There are plenty of network protocols, and this post is mainly talking about FTP meaning (File Transfer Protocol). If you are interested in other network protocols, then it is recommended to go to the MiniTool website.
What is the meaning of FTP? FTP, short for File Transfer Protocol, is a standard network protocol designed to transfer computer files between clients and servers on a computer network.
Speaking of FTP meaning, the File Transfer Protocol is built on a client-server model architecture, using separate control and data connections between the client and the server. FTP users can use the clear-text login protocol to authenticate themselves, usually in the form of user name and password, but if the server is configured to allow, you can connect anonymously.
To protect the user name and password, and to encrypt the secure transmission of the content, FTP is usually secured with SSL/TLS (FTPS) replaced with SSH File Transfer Protocol (SFTP).
Related post: SSH VS SSL: Differences and Similarities Between Them
The first FTP client application was a command-line program developed before the operating system had a graphical user interface, and is still provided with most Windows, Unix, and Linux operating systems.
Since then, many FTP clients and automation utilities have been developed for desktops, servers, mobile devices, and hardware, and FTP has been incorporated into productivity applications such as HTML editors.
How Does FTP Work?
After getting some information about FTP meaning, this part talks about how File Transfer Protocol works. FTP relies on two communication channels between the client and the server: a command channel for controlling dialogs and a data channel for transferring file content.
The client initiates a conversation with the server by requesting to download a file. With FTP, the client can upload, download, delete, rename, move, and copy files on the server. Users usually need to log in to the FTP server, although some servers can make some or all of the content available without logging in. This is called anonymous FTP.
FTP sessions work in passive or active mode. In the active mode, after the client requests to start a session through the command channel, the server will initiate a data connection with the client and start transmitting data. In passive mode, the server uses the command channel to send the information needed to open the data channel to the client. Because the passive mode enables the client to initiate all connections, it works well between the firewall and the Network Address Translation (NAT) gateway.
FTP Web Browser Support
Most common web browsers can retrieve files hosted on FTP servers, although they may not support protocol extensions such as FTPS. When an FTP (rather than HTTP) URL is provided, the accessible content on the remote server will be displayed in a manner similar to other web content. A full-featured FTP client can be called an extended form of FireFTP in the running Firefox.
As of 2019, major browsers such as Chrome and Firefox have abandoned FTP support to varying degrees. Google plans to completely remove FTP support through Chrome 82. Mozilla is currently discussing proposals, including only removing support for old FTP implementations that are no longer in use to simplify its code.
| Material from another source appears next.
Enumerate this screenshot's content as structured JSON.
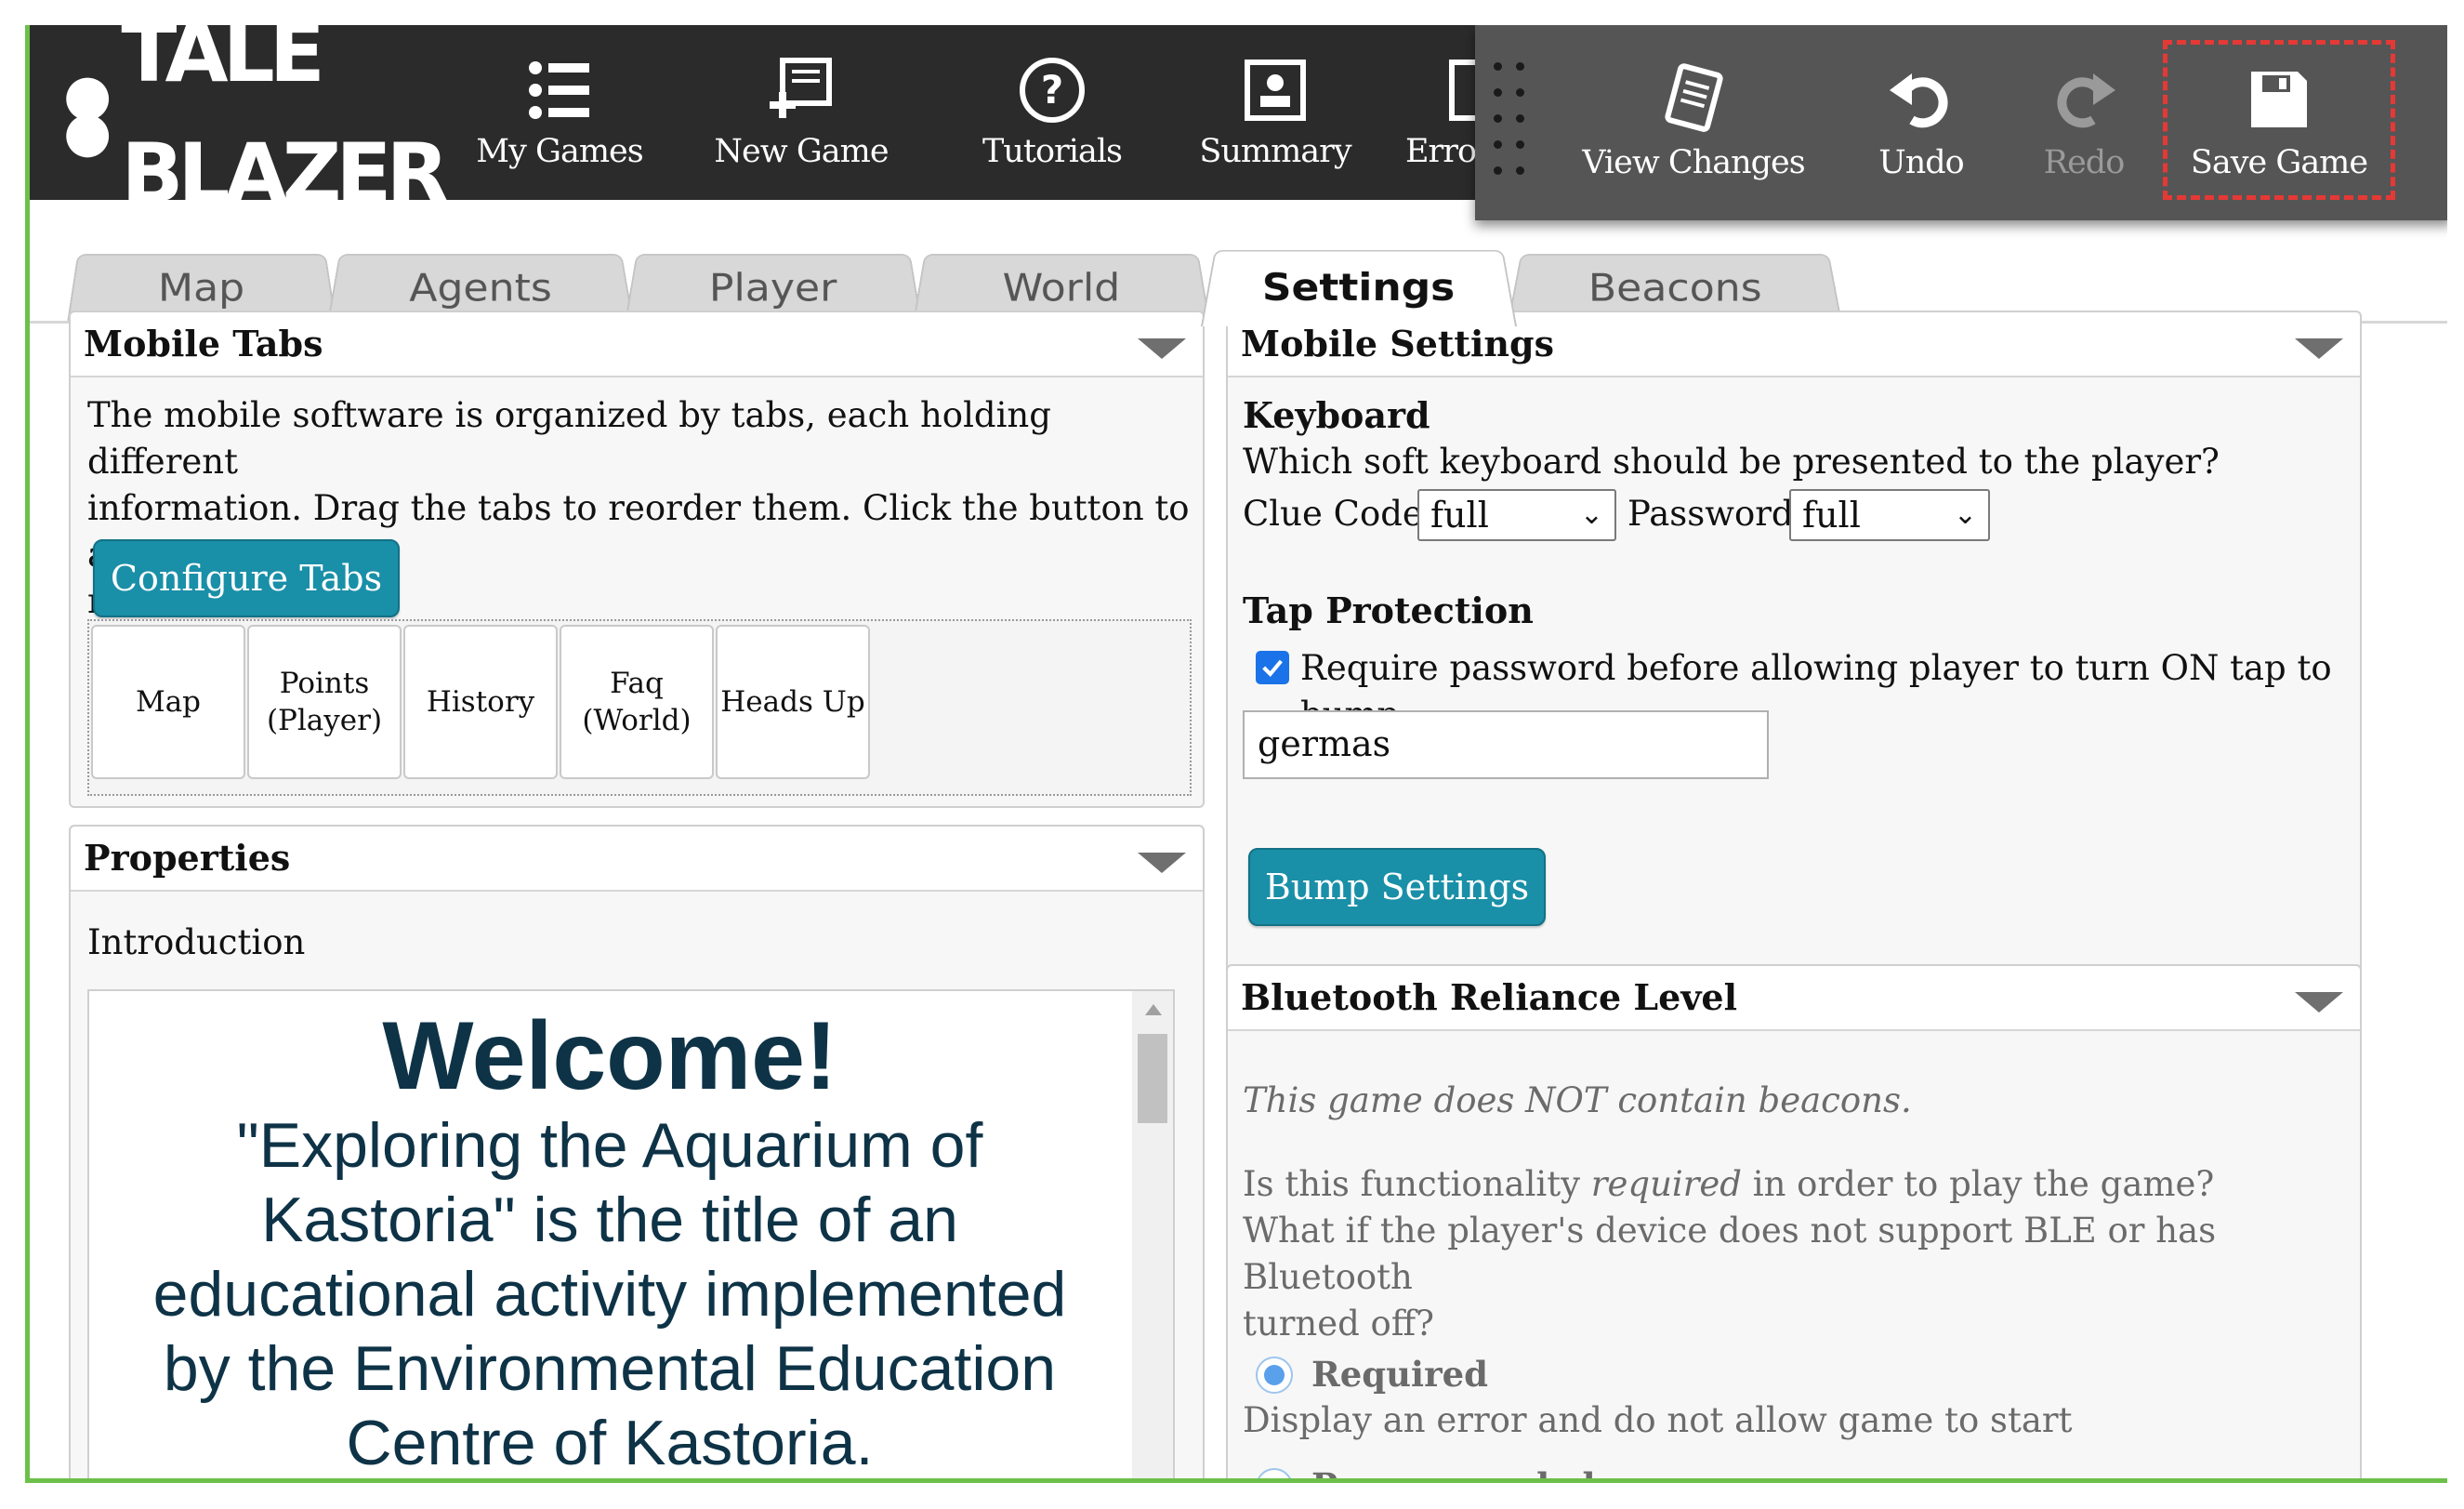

FTP was not designed as a security protocol and has many security vulnerabilities. In May 1999, the author of RFC 2577 listed the vulnerabilities for the following issues:
- Brute-force attack
- FTP bounce attack
- Packet capture
- Port stealing (guessing the next open port and usurping a legitimate connection)
- Spoofing attack
- Username enumeration
- DoS or DDoS
FTP does not encrypt traffic. All transmissions are in clear text, and anyone who can perform packet capture (sniffing) on the network can read usernames, passwords, commands, and data. This problem is common for many Internet protocol specifications (such as SMTP, Telnet, POP, and IMAP) that were designed before creating encryption mechanisms such as TLS or SSL.
Common solutions to this problem include:
- Use a secure version of an insecure protocol, for example, use FTPS instead of FTP, and TelnetS instead of Telnet.
- Use other more secure protocols that can handle the job, such as SSH file transfer protocol or secure copy protocol.
- Use a secure tunnel, such as a secure shell (SSH) or a virtual private network (VPN).